“Wildfire” typically refers to an uncontrolled fire that spreads rapidly across vegetation, forests, or wildlands. These fires can occur naturally due to lightning strikes or human-caused factors such as campfires, discarded cigarettes, or arson. Wildfires are a natural part of many ecosystems, playing a role in clearing dead vegetation, promoting new growth, and maintaining ecological balance. However, they can also pose significant risks to human life, property, and the environment when they burn out of control.

Here are some key points about wildfires:

  1. Causes: Wildfires can be caused by both natural and human factors. Lightning strikes, especially during dry conditions, are a common natural cause. Human activities such as campfires, fireworks, equipment use, arson, and accidental ignition (e.g., discarded cigarettes) are also significant contributors to wildfires.
  2. Conditions: Dry, hot, and windy conditions create favorable environments for wildfires to spread quickly. Drought, low humidity, and high temperatures increase the likelihood of wildfires and make them more difficult to contain.
  3. Ecological Impact: While wildfires can cause destruction and loss of habitat, they also play a crucial role in maintaining healthy ecosystems. They clear out dead vegetation, release nutrients into the soil, and promote new growth. Some plant species even depend on wildfires for seed dispersal and germination.
  4. Human Impact: Wildfires can have devastating effects on human communities, including loss of life, injuries, property damage, and displacement of residents. Smoke from wildfires can also degrade air quality, leading to respiratory problems and other health issues.
  5. Firefighting and Prevention: Firefighters use various strategies and tactics to suppress wildfires, including creating firebreaks, conducting controlled burns, and deploying aerial resources such as helicopters and air tankers. Prevention efforts focus on educating the public about fire safety, enforcing regulations, and implementing land management practices to reduce fuel loads and mitigate fire risk.
  6. Climate Change: Climate change is expected to exacerbate wildfire risk in many regions by increasing temperatures, altering precipitation patterns, and prolonging fire seasons. These changes can create more frequent and intense wildfires, challenging efforts to manage and mitigate their impacts.

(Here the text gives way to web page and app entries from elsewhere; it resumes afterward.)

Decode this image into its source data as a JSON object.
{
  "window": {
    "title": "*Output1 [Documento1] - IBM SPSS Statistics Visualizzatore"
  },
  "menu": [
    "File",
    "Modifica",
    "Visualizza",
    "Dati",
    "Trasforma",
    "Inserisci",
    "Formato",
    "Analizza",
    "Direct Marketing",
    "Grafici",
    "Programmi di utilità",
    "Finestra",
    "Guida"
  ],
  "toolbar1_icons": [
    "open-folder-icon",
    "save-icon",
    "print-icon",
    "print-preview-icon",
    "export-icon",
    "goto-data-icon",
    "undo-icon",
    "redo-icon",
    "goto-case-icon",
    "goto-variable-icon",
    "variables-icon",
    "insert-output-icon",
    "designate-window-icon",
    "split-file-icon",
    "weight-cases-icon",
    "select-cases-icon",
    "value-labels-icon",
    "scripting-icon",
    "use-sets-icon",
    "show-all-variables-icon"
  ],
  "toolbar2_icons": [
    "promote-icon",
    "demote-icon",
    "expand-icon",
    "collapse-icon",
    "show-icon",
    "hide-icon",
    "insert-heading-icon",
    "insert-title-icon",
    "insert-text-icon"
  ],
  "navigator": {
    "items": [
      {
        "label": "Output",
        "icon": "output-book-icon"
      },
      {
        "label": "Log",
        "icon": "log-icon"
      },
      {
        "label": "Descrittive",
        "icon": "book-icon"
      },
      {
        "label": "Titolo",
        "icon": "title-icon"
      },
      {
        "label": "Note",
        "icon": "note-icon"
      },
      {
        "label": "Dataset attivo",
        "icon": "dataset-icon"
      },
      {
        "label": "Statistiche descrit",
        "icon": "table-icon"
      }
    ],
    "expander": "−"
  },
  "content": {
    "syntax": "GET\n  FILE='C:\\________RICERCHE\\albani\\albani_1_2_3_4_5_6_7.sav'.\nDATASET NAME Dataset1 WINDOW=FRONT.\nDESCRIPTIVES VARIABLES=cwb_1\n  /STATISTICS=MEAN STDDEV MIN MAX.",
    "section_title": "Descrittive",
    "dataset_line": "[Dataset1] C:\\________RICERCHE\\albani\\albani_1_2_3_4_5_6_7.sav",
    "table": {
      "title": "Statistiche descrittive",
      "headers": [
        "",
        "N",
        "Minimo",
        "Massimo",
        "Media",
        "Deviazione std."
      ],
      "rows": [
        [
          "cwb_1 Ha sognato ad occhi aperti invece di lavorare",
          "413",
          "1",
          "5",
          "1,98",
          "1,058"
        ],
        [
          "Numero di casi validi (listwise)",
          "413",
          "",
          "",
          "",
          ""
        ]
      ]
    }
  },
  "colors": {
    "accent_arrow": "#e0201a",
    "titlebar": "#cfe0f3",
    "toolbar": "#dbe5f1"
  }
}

Overall, wildfires are complex natural phenomena with significant ecological, social, and economic implications. Effective management strategies require a balance between suppression efforts, ecological restoration, and community resilience measures to mitigate the risks and impacts of wildfires.